I don’t know a single situation where iodized table salt is best.
It’s not good for this pickled rhubarb recipe as it contains caking agents such as iodine. This can cloud a brine and it also can inhibit the growth of good bacteria.
Sea salt at bulk food stores is cheap. Just use that as your everyday salt instead of iodized.
I would have loved to have made this with a dried chipotle chile or ancho chile, but I was stuck with what the bulk food store had – regular dried chiles.
But it still worked out well! After a week I tried the pickled rhubarb and it wasn’t spicy enough so I added more dried chili flakes.
This recipe reflects this addition as I think you want the rhubarb to have a touch of spiciness.
Dub, I know…but there are a few things I learn and thought about before I made these rhubarb pickles.
What kind of rhubarb: Did you know there was more than one kind of rhubarb? I did not. But I discovered that the bright pink or red rhubarb isn’t the sweetest.
Colour is not an indicator of how tart or sweet rhubarb will be. In fact, Victorian rhubarb which is more green, tends to be sweeter.
So don’t stress about colour.
Cut: I absolutely love how rhubarb looks in mason jars when it is simply full stalks cut as large pieces.
And for many people they may like the flexibility of having a stalk in tact to cut so they can choose how they want to cut it as they go.
That’s not me.
I want to take something out of the jar and not have to worry about what kind of cut I want.
And I love the idea of using a mandoline slicer to create beautiful long ribbons for salads.
But I don’t know a single professional chef or home cook who hasn’t has a nasty cut on their hand, so bad that they considered going to the hospital, because they used a mandoline.
Apparently this mandoline is the safest because your fingers go nowhere near the blade.
So I cut mine in 1/2 inch pieces, on a bias (diagonal slant). It looks just a bit nicer and ready to serve, and you can always dice smaller for salads and sandwiches.
Should You Peel Rhubarb?
There is so much debate on whether you need to peel rhubarb. Some people say it depends on what kind of rhubarb it is.\

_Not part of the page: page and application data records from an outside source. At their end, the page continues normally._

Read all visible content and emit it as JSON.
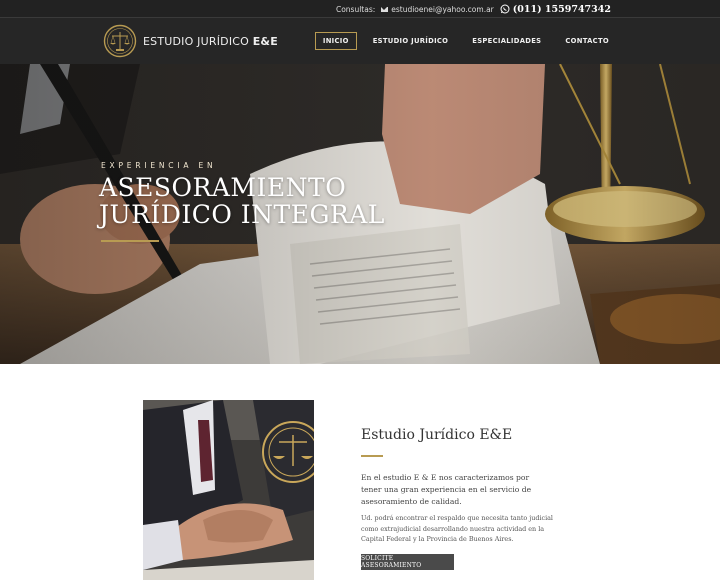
{
  "topbar": {
    "label": "Consultas:",
    "email": "estudioenei@yahoo.com.ar",
    "phone": "(011) 1559747342"
  },
  "header": {
    "brand_prefix": "ESTUDIO JURÍDICO ",
    "brand_bold": "E&E",
    "nav": [
      {
        "label": "INICIO",
        "active": true
      },
      {
        "label": "ESTUDIO JURÍDICO",
        "active": false
      },
      {
        "label": "ESPECIALIDADES",
        "active": false
      },
      {
        "label": "CONTACTO",
        "active": false
      }
    ]
  },
  "hero": {
    "kicker": "EXPERIENCIA EN",
    "title_line1": "ASESORAMIENTO",
    "title_line2": "JURÍDICO INTEGRAL"
  },
  "about": {
    "title": "Estudio Jurídico E&E",
    "paragraph1": "En el estudio E & E nos caracterizamos por tener una gran experiencia en el servicio de asesoramiento de calidad.",
    "paragraph2": "Ud. podrá encontrar el respaldo que necesita tanto judicial como extrajudicial desarrollando nuestra actividad en la Capital Federal y la Provincia de Buenos Aires.",
    "cta_label": "SOLICITE ASESORAMIENTO"
  },
  "colors": {
    "accent_gold": "#b89b52",
    "header_bg": "#262626",
    "topbar_bg": "#222222",
    "cta_bg": "#4a4a4a"
  },
  "icons": [
    "envelope-icon",
    "whatsapp-icon",
    "logo-scales-emblem",
    "seal-emblem"
  ]
}
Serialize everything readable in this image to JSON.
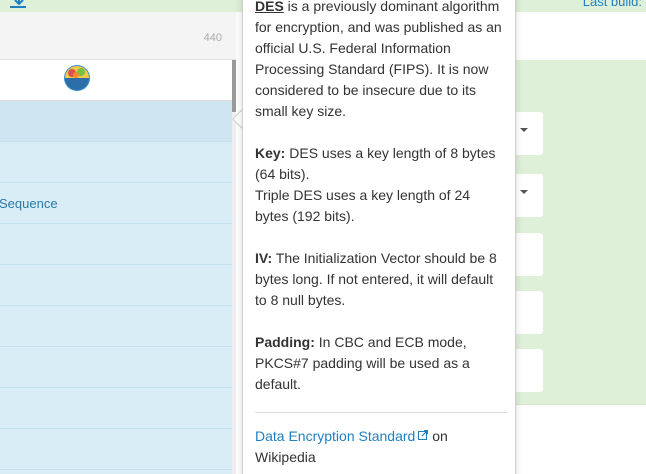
{
  "top_bar": {
    "download_icon": "download-icon",
    "last_build_label": "Last build:"
  },
  "search": {
    "count": "440"
  },
  "logo": {
    "icon": "cyberchef-logo"
  },
  "operations": {
    "items": [
      {
        "label": ""
      },
      {
        "label": ""
      },
      {
        "label": "Sequence"
      },
      {
        "label": ""
      },
      {
        "label": ""
      },
      {
        "label": ""
      },
      {
        "label": ""
      },
      {
        "label": ""
      },
      {
        "label": ""
      }
    ]
  },
  "popover": {
    "des_intro_title": "DES",
    "des_intro_text": " is a previously dominant algorithm for encryption, and was published as an official U.S. Federal Information Processing Standard (FIPS). It is now considered to be insecure due to its small key size.",
    "key_label": "Key:",
    "key_text_1": " DES uses a key length of 8 bytes (64 bits).",
    "key_text_2": "Triple DES uses a key length of 24 bytes (192 bits).",
    "iv_label": "IV:",
    "iv_text": " The Initialization Vector should be 8 bytes long. If not entered, it will default to 8 null bytes.",
    "padding_label": "Padding:",
    "padding_text": " In CBC and ECB mode, PKCS#7 padding will be used as a default.",
    "link_text": "Data Encryption Standard",
    "link_suffix": " on Wikipedia",
    "external_icon": "external-link-icon"
  },
  "colors": {
    "accent_link": "#1f7fbf",
    "operations_bg": "#d9edf7",
    "recipe_bg": "#dff0d8"
  }
}
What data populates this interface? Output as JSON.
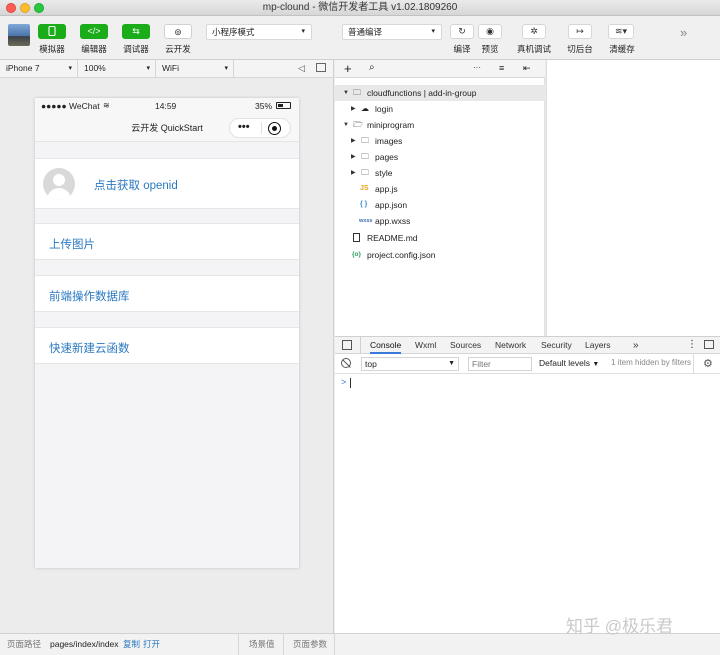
{
  "window": {
    "title": "mp-clound - 微信开发者工具 v1.02.1809260"
  },
  "toolbar": {
    "simulator_label": "模拟器",
    "editor_label": "编辑器",
    "debugger_label": "调试器",
    "cloud_label": "云开发",
    "mode_select": "小程序模式",
    "compile_select": "普通编译",
    "compile_label": "编译",
    "preview_label": "预览",
    "device_debug_label": "真机调试",
    "background_label": "切后台",
    "clear_cache_label": "清缓存",
    "more": "»"
  },
  "simulator": {
    "device": "iPhone 7",
    "zoom": "100%",
    "network": "WiFi",
    "status": {
      "carrier": "●●●●● WeChat",
      "time": "14:59",
      "battery": "35%"
    },
    "nav_title": "云开发 QuickStart",
    "capsule_dots": "•••",
    "items": {
      "openid": "点击获取 openid",
      "upload": "上传图片",
      "database": "前端操作数据库",
      "cloudfn": "快速新建云函数"
    }
  },
  "tree": {
    "toolbar": {
      "add": "+",
      "search": "⌕",
      "more": "···"
    },
    "items": [
      {
        "label": "cloudfunctions | add-in-group"
      },
      {
        "label": "login"
      },
      {
        "label": "miniprogram"
      },
      {
        "label": "images"
      },
      {
        "label": "pages"
      },
      {
        "label": "style"
      },
      {
        "label": "app.js"
      },
      {
        "label": "app.json"
      },
      {
        "label": "app.wxss"
      },
      {
        "label": "README.md"
      },
      {
        "label": "project.config.json"
      }
    ],
    "icons": {
      "js": "JS",
      "json": "{ }",
      "wxss": "wxss",
      "config": "{o}"
    }
  },
  "devtools": {
    "tabs": [
      "Console",
      "Wxml",
      "Sources",
      "Network",
      "Security",
      "Layers"
    ],
    "more": "»",
    "context": "top",
    "filter_placeholder": "Filter",
    "levels": "Default levels",
    "hidden": "1 item hidden by filters",
    "prompt": ">"
  },
  "footer": {
    "path_label": "页面路径",
    "path": "pages/index/index",
    "copy": "复制",
    "open": "打开",
    "scene_label": "场景值",
    "params_label": "页面参数"
  },
  "watermark": "知乎 @极乐君",
  "colors": {
    "accent_green": "#1aad19",
    "link_blue": "#2a78c0",
    "tab_blue": "#3879d9"
  }
}
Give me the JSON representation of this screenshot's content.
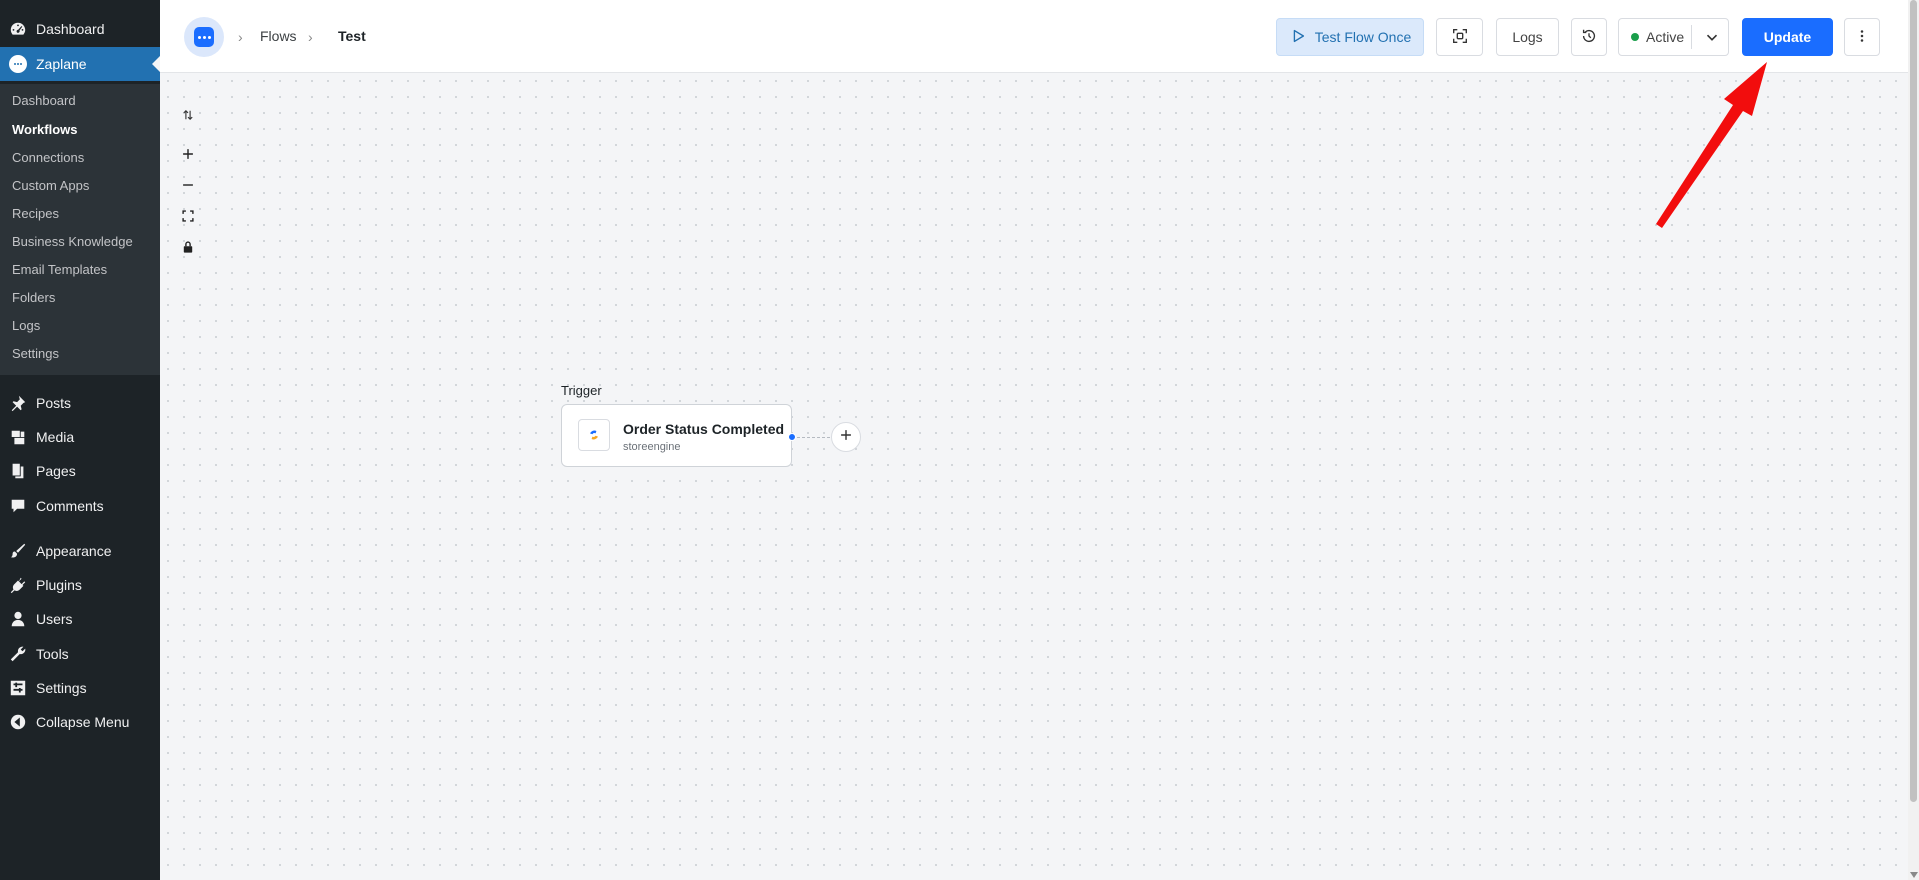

Here are my thoughts based on limited experience.
For most of the rhubarb recipes where I was making syrups, cooking or or blending it would not have mattered.
But for this rhubarb recipe my stalks were a bit stringy, like when celery is too stringy.
I mistakenly thought the pickling would soften the stringiness. And it did a bit, but it was still stringy.
So if you have lots of strings when you start to chop it there’s no harm in taking a peeler to the outside.
You can use any vinegar and while many people use champagne vinegarI chose red wine vinegar.
Not only for its colour but also I knew the flavour would be great with rhubarb.
I wasn’t sure how long the bottle of red wine vinegar had been in the cupboard. So I bought another and when I compared the smell of the two there was a huge difference.
I immediately threw out the old one and marked the month and year on the back of the new one.
Although vinegar lasts, maybe you don’t want to keep it if its older than a year.
Aromatics and Spices
This is where you can play. I went with what was in my house along with what I had learned from pickling strawberries and blueberries.
- orange zest
- ginger (only ever use fresh, never bottled)
- mustard seeds
- black pepper
- fresh thyme from my container garden.
- 1 lb rhubarb, about 4 cups chopped
- 1 cup water
- 1 cup red wine vinegar
- 1 cup (200 g) Turbinado Sugar
- zest of 1/2 small orange
- 2 bay leaves
- 1/2 tsp black peppercorns
- 1½ tsp (5 g) sea salt
- 1 tsp fresh ginger
- sprig fresh thyme
- 3 dried chile peppers
- 2 tablespoons chili flakes
- 1 tsp mustard seeds
- Place rhubarb in jar, or jars depending on big your jar is.
- In a non-reactive pot (stainless steel or tin; avoid cast iron, aluminum and copper), combine water and red wine vinegar.
- Place over medium heat and add in remaining ingredients - except the rhubarb.
- Bring to a boil then reduce heat to low to simmer for 5 minutes, until sugar is dissolved.
- Once cool, remove bay leaves, thyme, ginger and strips of orange zest. Pour over the rhubarb, making sure the rhubarb fully covered with liquid.
- Put lid on jars and put in fridge for a minimum of 1 day. With dried chili in jar it will get spicier over time. If it's not spicy enough add more chili flakes